Classification and categories
Watch this and consider how the Library of Congress classification system operates
Read pages 237-275, Classification: Assigning Resources to Categories. by Robert J. Glushko, Jess Hemerly, Vivien Petras, Michael Manoochehri, and Longhao Wang, in Robert J. Glushko's The Discipline of Organizing, MIT Press, 2013.
Pay particular attention the section on p. 237, 7.1.2 Classification vs. Tagging. Think about how this text considers social classification and folksonomies with how the next reading considers them.
Read chapter 3, The geography of knowledge, pages 46-63 in
Weinberger, D. (2007).
Everything is miscellaneous: The power of the new digital disorder.
New York: Times Books.
The book's blog doesn't say this, but:
charts how as business, politics, science, and media move online, the rules of the physical world - in which everything has a place—are upended. In the digital world, everything has its places, with transformative effects:
- Information is now a social asset and should be made public, for anyone to link, organize, and make more valuable.
- There's no such thing as "too much" information. More information gives people the hooks to find what they need.
- Messiness is a digital virtue, leading to new ideas, efficiency, and social knowledge.
- Authorities are less important than buddies.

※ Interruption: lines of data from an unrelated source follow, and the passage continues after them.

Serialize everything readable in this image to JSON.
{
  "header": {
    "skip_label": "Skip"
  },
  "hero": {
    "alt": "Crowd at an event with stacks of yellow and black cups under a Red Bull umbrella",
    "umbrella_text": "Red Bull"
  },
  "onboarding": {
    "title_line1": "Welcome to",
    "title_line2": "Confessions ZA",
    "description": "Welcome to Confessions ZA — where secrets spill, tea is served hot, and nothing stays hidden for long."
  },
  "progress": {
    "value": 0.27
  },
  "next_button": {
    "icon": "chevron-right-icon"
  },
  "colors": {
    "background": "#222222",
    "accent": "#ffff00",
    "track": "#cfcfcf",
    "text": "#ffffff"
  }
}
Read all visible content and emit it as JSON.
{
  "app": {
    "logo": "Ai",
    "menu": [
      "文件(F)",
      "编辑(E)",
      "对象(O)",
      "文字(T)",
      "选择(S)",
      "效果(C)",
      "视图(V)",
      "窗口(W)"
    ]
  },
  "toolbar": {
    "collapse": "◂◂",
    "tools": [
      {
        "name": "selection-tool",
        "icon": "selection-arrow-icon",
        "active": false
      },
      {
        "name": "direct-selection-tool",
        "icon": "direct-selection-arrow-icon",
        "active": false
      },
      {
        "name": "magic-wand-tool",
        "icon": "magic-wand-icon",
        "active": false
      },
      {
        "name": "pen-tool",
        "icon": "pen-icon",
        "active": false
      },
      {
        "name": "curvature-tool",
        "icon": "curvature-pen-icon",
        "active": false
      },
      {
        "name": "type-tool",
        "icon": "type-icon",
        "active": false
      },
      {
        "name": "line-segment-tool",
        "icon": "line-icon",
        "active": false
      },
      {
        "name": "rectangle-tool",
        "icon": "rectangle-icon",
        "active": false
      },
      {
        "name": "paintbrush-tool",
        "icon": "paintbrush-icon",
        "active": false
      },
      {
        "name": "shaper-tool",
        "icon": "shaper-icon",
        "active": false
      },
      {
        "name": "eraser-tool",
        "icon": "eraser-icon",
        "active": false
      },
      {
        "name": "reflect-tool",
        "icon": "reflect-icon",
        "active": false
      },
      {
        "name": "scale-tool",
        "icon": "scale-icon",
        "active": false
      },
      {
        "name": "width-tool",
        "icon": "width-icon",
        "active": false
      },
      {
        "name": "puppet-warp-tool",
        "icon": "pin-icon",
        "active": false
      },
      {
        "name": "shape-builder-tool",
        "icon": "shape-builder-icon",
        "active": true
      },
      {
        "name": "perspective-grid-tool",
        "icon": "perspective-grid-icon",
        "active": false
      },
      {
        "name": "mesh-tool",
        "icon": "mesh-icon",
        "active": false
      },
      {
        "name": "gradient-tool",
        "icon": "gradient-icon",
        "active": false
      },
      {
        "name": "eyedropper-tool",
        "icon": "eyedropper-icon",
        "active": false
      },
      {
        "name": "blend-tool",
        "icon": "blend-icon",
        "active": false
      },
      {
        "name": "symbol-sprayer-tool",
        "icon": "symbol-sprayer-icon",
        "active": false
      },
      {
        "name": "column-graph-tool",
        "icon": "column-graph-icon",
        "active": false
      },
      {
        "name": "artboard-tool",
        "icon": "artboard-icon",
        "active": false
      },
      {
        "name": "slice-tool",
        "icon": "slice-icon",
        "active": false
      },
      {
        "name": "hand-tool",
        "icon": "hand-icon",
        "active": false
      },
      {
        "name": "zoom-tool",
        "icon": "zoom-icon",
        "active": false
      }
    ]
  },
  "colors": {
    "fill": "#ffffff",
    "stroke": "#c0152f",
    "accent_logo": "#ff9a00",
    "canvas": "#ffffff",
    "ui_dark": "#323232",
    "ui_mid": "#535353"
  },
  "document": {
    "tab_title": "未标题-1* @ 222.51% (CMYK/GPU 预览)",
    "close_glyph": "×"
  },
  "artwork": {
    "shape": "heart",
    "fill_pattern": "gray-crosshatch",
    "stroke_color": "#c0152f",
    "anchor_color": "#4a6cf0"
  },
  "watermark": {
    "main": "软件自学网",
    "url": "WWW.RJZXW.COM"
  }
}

Rather than relying on businesses or reviews for product information, customers trust people like themselves.
Compare Weinberger's discussion of collaborative filtering on pages 60-63 with Glushko's treatment of social classification.
- Which one holds more resonance for you?
- Which viewpoint seems to relate more to the world you inhabit?
Continue to think about how you organize your information worlds